---- Exercise inputs
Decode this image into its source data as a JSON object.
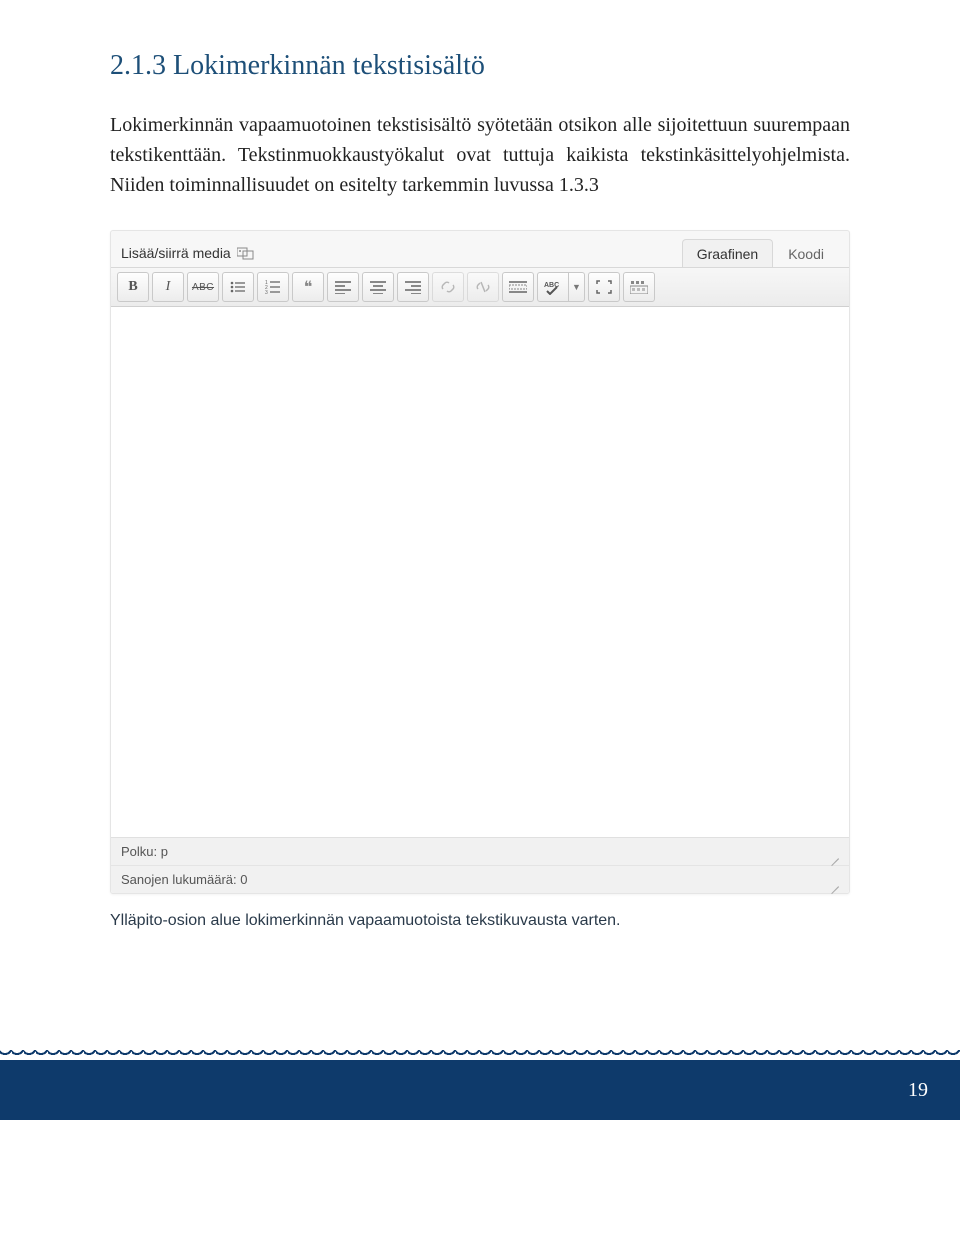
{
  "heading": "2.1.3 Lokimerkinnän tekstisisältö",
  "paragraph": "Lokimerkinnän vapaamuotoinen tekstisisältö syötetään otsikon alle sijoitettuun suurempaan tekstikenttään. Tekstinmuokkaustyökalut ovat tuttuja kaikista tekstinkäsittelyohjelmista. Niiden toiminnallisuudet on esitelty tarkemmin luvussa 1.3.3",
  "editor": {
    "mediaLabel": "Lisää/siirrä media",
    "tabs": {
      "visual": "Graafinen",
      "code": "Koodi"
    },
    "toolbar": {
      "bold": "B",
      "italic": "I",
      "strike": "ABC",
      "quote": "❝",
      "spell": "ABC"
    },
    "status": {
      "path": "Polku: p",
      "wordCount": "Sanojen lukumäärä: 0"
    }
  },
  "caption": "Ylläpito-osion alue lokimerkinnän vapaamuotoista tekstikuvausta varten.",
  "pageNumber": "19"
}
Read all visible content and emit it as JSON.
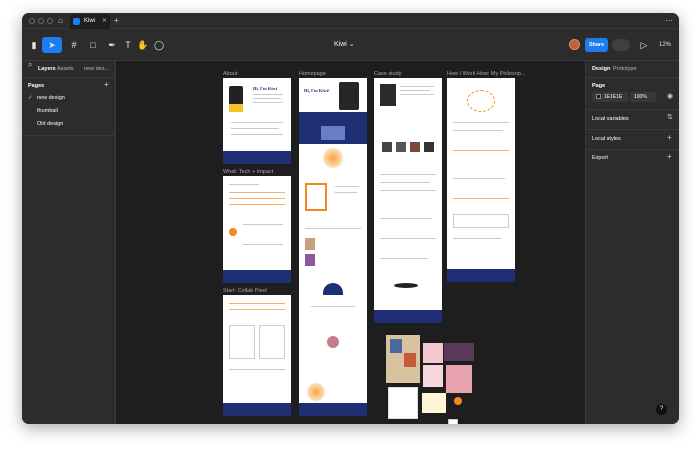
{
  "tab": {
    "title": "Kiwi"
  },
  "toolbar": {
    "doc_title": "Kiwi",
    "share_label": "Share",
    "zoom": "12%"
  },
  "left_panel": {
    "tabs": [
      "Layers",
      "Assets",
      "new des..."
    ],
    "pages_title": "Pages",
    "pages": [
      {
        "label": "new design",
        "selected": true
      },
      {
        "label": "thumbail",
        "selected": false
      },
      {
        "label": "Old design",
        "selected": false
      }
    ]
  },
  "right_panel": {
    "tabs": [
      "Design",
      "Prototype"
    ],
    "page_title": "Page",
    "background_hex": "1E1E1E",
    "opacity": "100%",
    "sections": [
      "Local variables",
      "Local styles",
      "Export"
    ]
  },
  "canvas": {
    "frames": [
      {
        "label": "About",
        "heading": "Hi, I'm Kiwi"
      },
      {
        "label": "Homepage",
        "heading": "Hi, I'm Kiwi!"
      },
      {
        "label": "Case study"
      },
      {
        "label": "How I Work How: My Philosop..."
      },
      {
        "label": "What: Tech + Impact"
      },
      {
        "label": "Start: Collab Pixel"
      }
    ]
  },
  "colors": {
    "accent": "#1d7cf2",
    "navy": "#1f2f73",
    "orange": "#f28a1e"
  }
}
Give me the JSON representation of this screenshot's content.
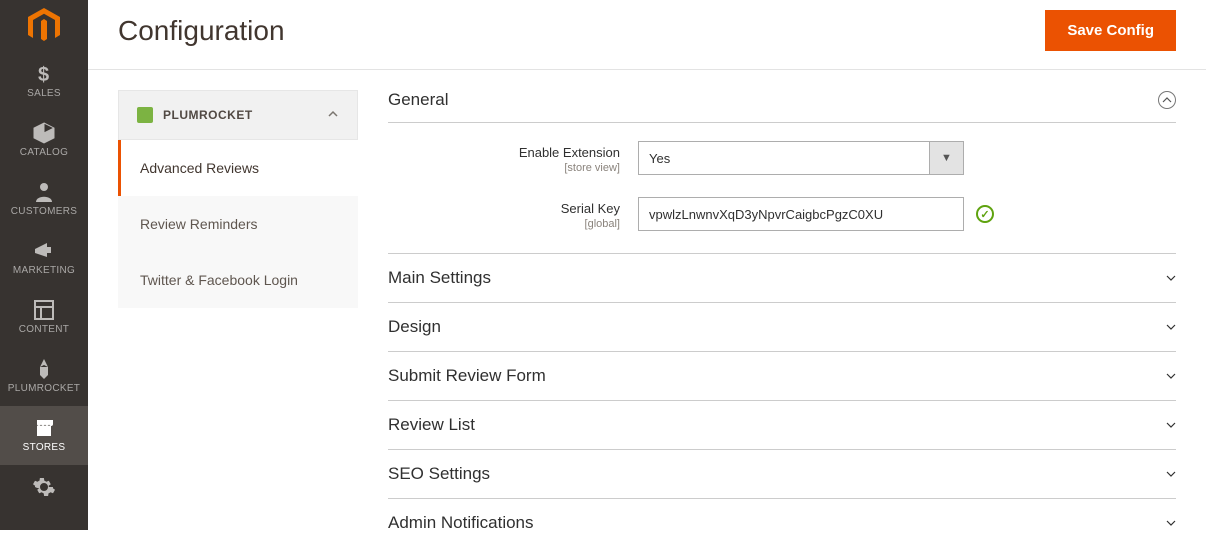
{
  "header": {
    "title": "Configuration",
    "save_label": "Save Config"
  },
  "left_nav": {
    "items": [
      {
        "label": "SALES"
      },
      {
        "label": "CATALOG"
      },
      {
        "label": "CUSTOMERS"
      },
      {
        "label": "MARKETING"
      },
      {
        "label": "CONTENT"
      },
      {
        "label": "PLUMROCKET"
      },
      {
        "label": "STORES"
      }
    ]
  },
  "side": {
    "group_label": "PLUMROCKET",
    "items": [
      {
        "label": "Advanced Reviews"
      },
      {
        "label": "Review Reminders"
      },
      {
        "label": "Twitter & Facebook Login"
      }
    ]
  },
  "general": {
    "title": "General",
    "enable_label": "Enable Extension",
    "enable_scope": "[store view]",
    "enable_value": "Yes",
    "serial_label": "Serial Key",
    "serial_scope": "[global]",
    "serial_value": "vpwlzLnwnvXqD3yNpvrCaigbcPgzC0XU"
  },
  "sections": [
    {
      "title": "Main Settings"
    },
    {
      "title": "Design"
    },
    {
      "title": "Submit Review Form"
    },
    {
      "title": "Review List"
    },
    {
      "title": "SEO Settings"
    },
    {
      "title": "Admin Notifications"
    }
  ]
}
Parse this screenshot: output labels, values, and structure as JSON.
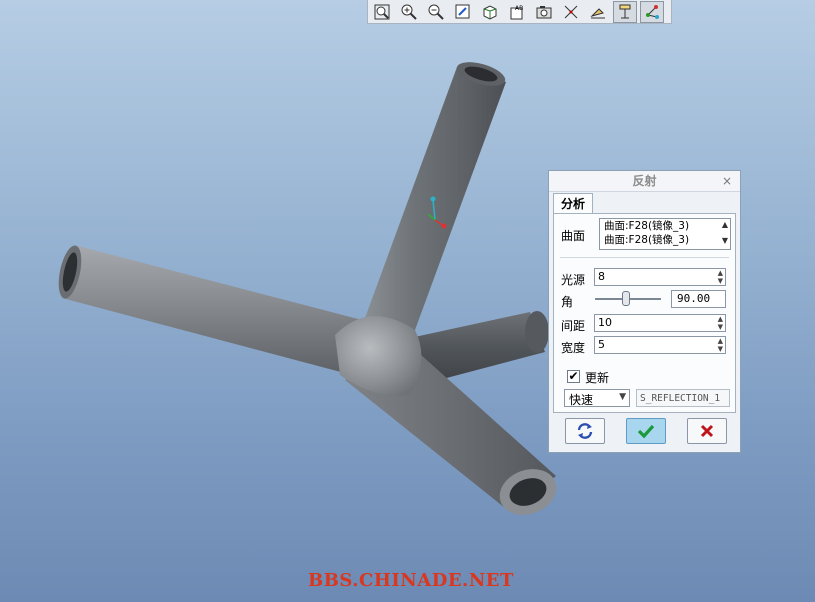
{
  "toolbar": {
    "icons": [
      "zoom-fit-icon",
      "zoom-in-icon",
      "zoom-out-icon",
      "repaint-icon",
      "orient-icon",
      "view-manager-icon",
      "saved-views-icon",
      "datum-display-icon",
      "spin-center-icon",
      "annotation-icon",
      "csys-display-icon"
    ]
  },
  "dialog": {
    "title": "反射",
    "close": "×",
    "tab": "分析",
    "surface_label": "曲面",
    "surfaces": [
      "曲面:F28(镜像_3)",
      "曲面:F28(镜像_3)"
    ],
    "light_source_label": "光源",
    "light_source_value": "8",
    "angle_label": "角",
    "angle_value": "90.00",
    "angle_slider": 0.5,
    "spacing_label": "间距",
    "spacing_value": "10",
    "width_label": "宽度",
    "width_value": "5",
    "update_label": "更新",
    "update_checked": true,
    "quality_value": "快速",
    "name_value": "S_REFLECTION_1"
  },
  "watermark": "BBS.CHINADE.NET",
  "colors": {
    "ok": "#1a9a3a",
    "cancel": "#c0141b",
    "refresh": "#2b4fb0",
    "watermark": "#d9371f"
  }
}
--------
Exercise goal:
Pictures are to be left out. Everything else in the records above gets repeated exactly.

Task response:
Decode this image into its source data as a JSON object.
{
  "heading": "2.1.3 Lokimerkinnän tekstisisältö",
  "paragraph": "Lokimerkinnän vapaamuotoinen tekstisisältö syötetään otsikon alle sijoitettuun suurempaan tekstikenttään. Tekstinmuokkaustyökalut ovat tuttuja kaikista tekstinkäsittelyohjelmista. Niiden toiminnallisuudet on esitelty tarkemmin luvussa 1.3.3",
  "editor": {
    "mediaLabel": "Lisää/siirrä media",
    "tabs": {
      "visual": "Graafinen",
      "code": "Koodi"
    },
    "toolbar": {
      "bold": "B",
      "italic": "I",
      "strike": "ABC",
      "quote": "❝",
      "spell": "ABC"
    },
    "status": {
      "path": "Polku: p",
      "wordCount": "Sanojen lukumäärä: 0"
    }
  },
  "caption": "Ylläpito-osion alue lokimerkinnän vapaamuotoista tekstikuvausta varten.",
  "pageNumber": "19"
}
Read all visible content and emit it as JSON.
{
  "tab": {
    "title": "Kiwi"
  },
  "toolbar": {
    "doc_title": "Kiwi",
    "share_label": "Share",
    "zoom": "12%"
  },
  "left_panel": {
    "tabs": [
      "Layers",
      "Assets",
      "new des..."
    ],
    "pages_title": "Pages",
    "pages": [
      {
        "label": "new design",
        "selected": true
      },
      {
        "label": "thumbail",
        "selected": false
      },
      {
        "label": "Old design",
        "selected": false
      }
    ]
  },
  "right_panel": {
    "tabs": [
      "Design",
      "Prototype"
    ],
    "page_title": "Page",
    "background_hex": "1E1E1E",
    "opacity": "100%",
    "sections": [
      "Local variables",
      "Local styles",
      "Export"
    ]
  },
  "canvas": {
    "frames": [
      {
        "label": "About",
        "heading": "Hi, I'm Kiwi"
      },
      {
        "label": "Homepage",
        "heading": "Hi, I'm Kiwi!"
      },
      {
        "label": "Case study"
      },
      {
        "label": "How I Work How: My Philosop..."
      },
      {
        "label": "What: Tech + Impact"
      },
      {
        "label": "Start: Collab Pixel"
      }
    ]
  },
  "colors": {
    "accent": "#1d7cf2",
    "navy": "#1f2f73",
    "orange": "#f28a1e"
  }
}
Give me the JSON representation of this screenshot's content.
{
  "header": {
    "title": "Configuration",
    "save_label": "Save Config"
  },
  "left_nav": {
    "items": [
      {
        "label": "SALES"
      },
      {
        "label": "CATALOG"
      },
      {
        "label": "CUSTOMERS"
      },
      {
        "label": "MARKETING"
      },
      {
        "label": "CONTENT"
      },
      {
        "label": "PLUMROCKET"
      },
      {
        "label": "STORES"
      }
    ]
  },
  "side": {
    "group_label": "PLUMROCKET",
    "items": [
      {
        "label": "Advanced Reviews"
      },
      {
        "label": "Review Reminders"
      },
      {
        "label": "Twitter & Facebook Login"
      }
    ]
  },
  "general": {
    "title": "General",
    "enable_label": "Enable Extension",
    "enable_scope": "[store view]",
    "enable_value": "Yes",
    "serial_label": "Serial Key",
    "serial_scope": "[global]",
    "serial_value": "vpwlzLnwnvXqD3yNpvrCaigbcPgzC0XU"
  },
  "sections": [
    {
      "title": "Main Settings"
    },
    {
      "title": "Design"
    },
    {
      "title": "Submit Review Form"
    },
    {
      "title": "Review List"
    },
    {
      "title": "SEO Settings"
    },
    {
      "title": "Admin Notifications"
    }
  ]
}
Parse this screenshot: output labels, values, and structure as JSON.
{
  "toolbar": {
    "icons": [
      "zoom-fit-icon",
      "zoom-in-icon",
      "zoom-out-icon",
      "repaint-icon",
      "orient-icon",
      "view-manager-icon",
      "saved-views-icon",
      "datum-display-icon",
      "spin-center-icon",
      "annotation-icon",
      "csys-display-icon"
    ]
  },
  "dialog": {
    "title": "反射",
    "close": "×",
    "tab": "分析",
    "surface_label": "曲面",
    "surfaces": [
      "曲面:F28(镜像_3)",
      "曲面:F28(镜像_3)"
    ],
    "light_source_label": "光源",
    "light_source_value": "8",
    "angle_label": "角",
    "angle_value": "90.00",
    "angle_slider": 0.5,
    "spacing_label": "间距",
    "spacing_value": "10",
    "width_label": "宽度",
    "width_value": "5",
    "update_label": "更新",
    "update_checked": true,
    "quality_value": "快速",
    "name_value": "S_REFLECTION_1"
  },
  "watermark": "BBS.CHINADE.NET",
  "colors": {
    "ok": "#1a9a3a",
    "cancel": "#c0141b",
    "refresh": "#2b4fb0",
    "watermark": "#d9371f"
  }
}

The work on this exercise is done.